_What you will do_: Scan the entries for lines with the word "content" and copy those lines.

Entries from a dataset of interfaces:
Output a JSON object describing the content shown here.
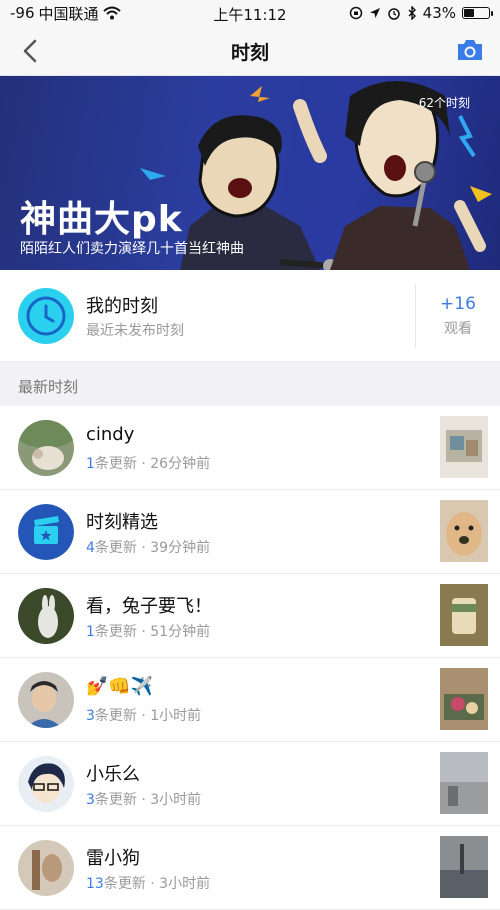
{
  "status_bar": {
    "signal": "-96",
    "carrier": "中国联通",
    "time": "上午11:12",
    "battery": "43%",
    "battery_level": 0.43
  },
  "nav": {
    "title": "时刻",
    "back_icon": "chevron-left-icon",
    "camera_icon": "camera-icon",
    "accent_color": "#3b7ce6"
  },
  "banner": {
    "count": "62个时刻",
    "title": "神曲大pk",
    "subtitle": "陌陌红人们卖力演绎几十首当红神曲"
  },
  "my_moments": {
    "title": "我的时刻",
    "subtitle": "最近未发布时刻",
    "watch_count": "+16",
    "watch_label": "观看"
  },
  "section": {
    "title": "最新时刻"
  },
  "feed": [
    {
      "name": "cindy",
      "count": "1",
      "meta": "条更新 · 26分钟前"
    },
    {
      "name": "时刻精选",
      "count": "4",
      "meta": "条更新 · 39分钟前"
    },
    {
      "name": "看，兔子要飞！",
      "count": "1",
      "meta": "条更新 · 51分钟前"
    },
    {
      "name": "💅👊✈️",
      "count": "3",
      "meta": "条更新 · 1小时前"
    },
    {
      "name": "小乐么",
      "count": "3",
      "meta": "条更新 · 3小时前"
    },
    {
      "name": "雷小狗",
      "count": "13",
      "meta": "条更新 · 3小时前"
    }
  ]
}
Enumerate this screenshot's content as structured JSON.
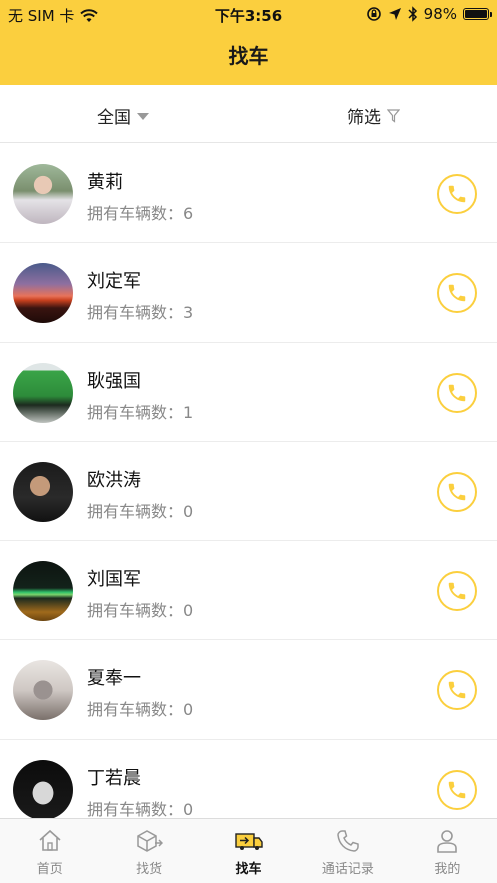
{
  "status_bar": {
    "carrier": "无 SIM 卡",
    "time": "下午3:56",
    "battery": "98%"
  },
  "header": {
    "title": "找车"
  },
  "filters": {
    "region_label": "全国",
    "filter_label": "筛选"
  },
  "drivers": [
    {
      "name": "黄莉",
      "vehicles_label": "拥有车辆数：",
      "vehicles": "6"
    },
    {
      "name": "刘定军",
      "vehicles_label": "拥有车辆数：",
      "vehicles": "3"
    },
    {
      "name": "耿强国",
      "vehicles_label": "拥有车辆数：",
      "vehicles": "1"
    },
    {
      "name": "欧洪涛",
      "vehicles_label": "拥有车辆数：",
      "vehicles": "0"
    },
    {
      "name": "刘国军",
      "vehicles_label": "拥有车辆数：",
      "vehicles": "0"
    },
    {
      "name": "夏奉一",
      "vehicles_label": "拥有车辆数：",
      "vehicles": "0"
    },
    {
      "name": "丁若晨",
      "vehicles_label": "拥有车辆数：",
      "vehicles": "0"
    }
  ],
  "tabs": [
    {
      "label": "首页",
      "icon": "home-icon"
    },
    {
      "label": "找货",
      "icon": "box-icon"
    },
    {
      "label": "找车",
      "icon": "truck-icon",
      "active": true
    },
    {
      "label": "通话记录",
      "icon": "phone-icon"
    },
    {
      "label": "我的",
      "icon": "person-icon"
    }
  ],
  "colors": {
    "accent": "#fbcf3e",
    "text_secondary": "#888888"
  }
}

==

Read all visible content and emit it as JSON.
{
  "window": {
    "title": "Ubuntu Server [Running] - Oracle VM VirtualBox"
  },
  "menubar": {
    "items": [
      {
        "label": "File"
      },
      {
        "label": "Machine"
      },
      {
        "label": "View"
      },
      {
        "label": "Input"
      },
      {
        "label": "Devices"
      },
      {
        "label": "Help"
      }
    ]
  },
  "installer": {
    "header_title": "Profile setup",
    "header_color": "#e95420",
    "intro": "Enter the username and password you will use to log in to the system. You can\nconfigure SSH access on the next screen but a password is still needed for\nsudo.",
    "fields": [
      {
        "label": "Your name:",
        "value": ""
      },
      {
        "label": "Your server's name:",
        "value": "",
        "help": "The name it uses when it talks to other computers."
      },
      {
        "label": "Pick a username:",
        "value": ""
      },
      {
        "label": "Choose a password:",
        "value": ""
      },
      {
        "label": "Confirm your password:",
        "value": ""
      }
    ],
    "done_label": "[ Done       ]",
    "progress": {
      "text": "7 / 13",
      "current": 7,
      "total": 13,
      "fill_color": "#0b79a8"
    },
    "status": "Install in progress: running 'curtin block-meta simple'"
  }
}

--

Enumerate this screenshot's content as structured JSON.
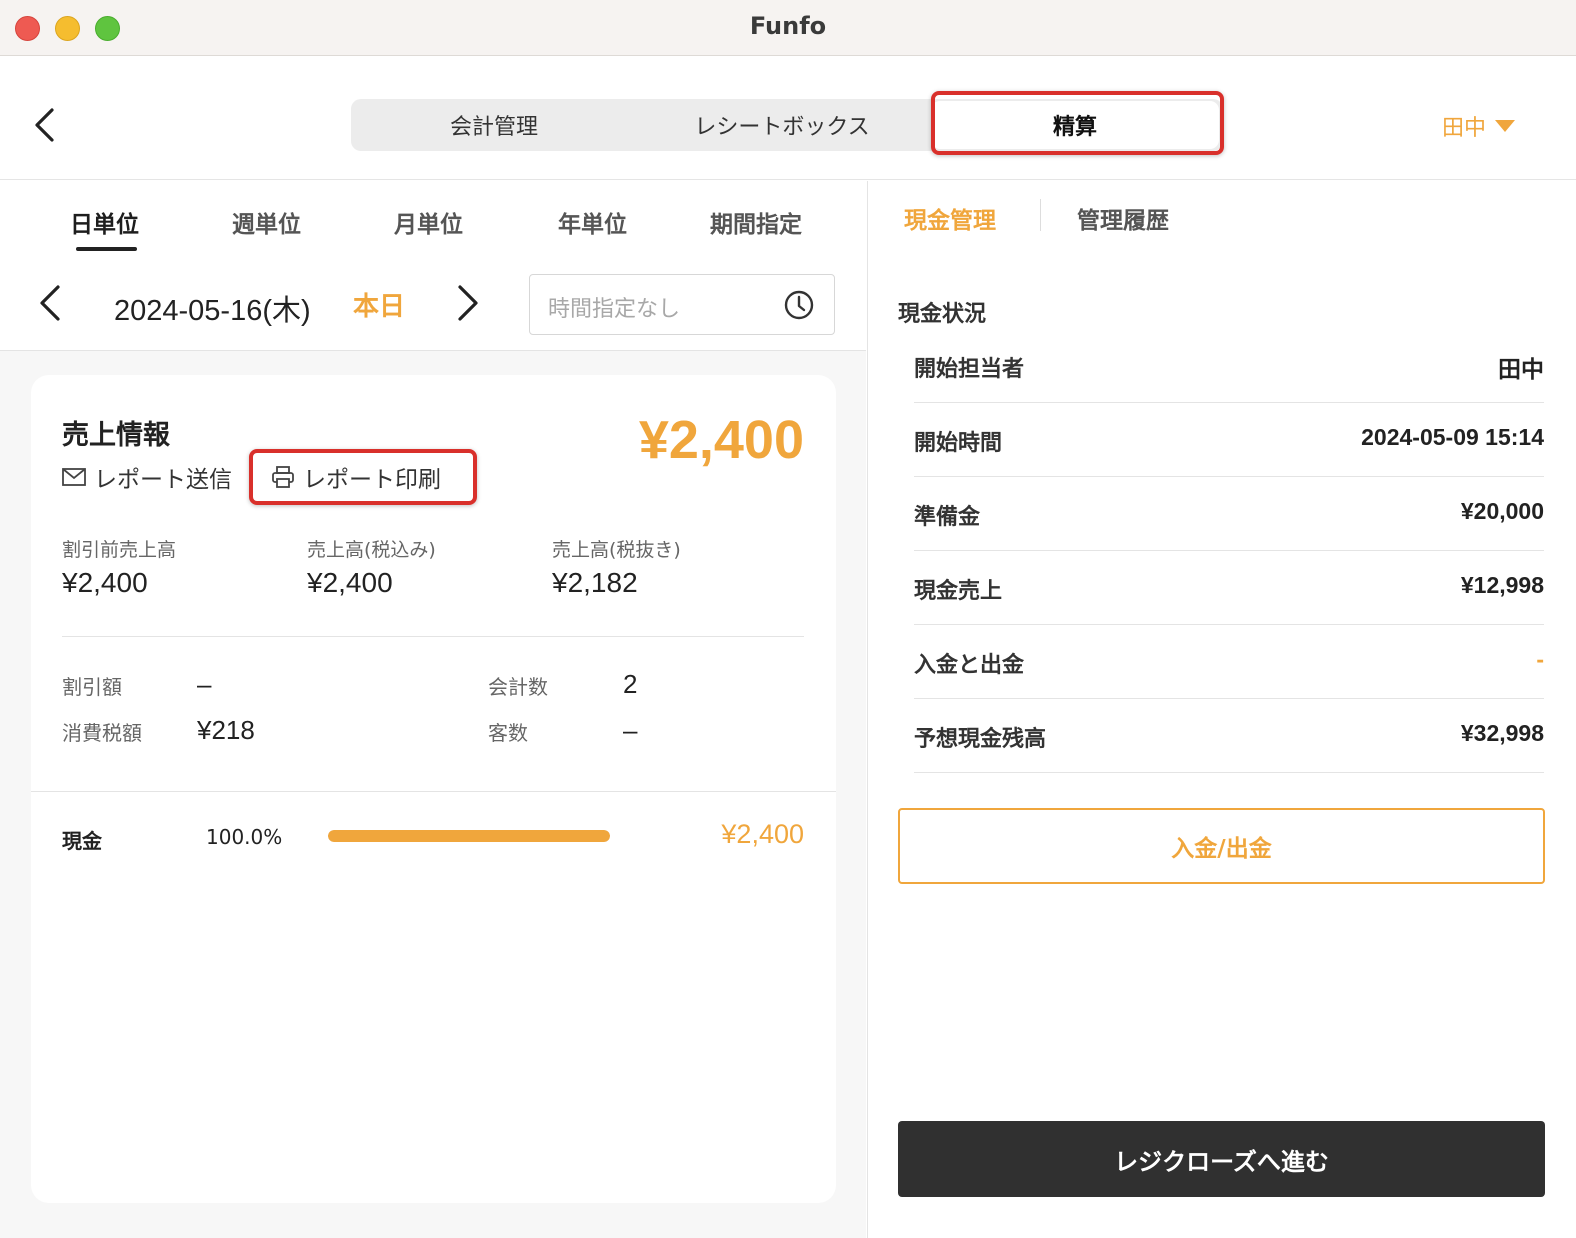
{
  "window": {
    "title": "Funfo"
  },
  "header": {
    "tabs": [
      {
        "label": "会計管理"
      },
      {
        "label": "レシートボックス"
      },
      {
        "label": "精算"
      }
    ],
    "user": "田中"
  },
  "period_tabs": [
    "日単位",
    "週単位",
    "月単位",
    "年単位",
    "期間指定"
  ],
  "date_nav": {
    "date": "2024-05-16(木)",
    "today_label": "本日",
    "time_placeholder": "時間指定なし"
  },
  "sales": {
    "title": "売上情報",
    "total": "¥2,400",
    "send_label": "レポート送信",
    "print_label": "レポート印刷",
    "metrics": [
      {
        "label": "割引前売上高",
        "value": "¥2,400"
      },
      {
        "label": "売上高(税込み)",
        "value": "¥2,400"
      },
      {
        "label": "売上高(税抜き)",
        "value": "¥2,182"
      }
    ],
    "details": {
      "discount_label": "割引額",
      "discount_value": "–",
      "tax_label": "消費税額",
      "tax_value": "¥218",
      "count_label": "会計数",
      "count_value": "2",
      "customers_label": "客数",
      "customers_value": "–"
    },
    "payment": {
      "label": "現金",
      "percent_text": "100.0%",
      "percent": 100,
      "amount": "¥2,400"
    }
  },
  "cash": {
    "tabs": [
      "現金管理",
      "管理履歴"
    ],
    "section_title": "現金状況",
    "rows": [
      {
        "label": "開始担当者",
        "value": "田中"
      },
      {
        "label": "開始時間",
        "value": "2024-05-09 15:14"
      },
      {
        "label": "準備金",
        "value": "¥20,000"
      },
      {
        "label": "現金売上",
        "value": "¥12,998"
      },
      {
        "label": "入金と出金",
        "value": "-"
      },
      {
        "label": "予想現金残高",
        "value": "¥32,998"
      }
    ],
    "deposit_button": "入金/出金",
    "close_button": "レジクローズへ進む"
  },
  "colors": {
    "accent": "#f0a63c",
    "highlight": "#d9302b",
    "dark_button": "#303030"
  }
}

_Solution to this problem_:
Output a JSON object describing the content shown here.
Enumerate this screenshot's content as structured JSON.
Read all visible content and emit it as JSON.
Enumerate this screenshot's content as structured JSON.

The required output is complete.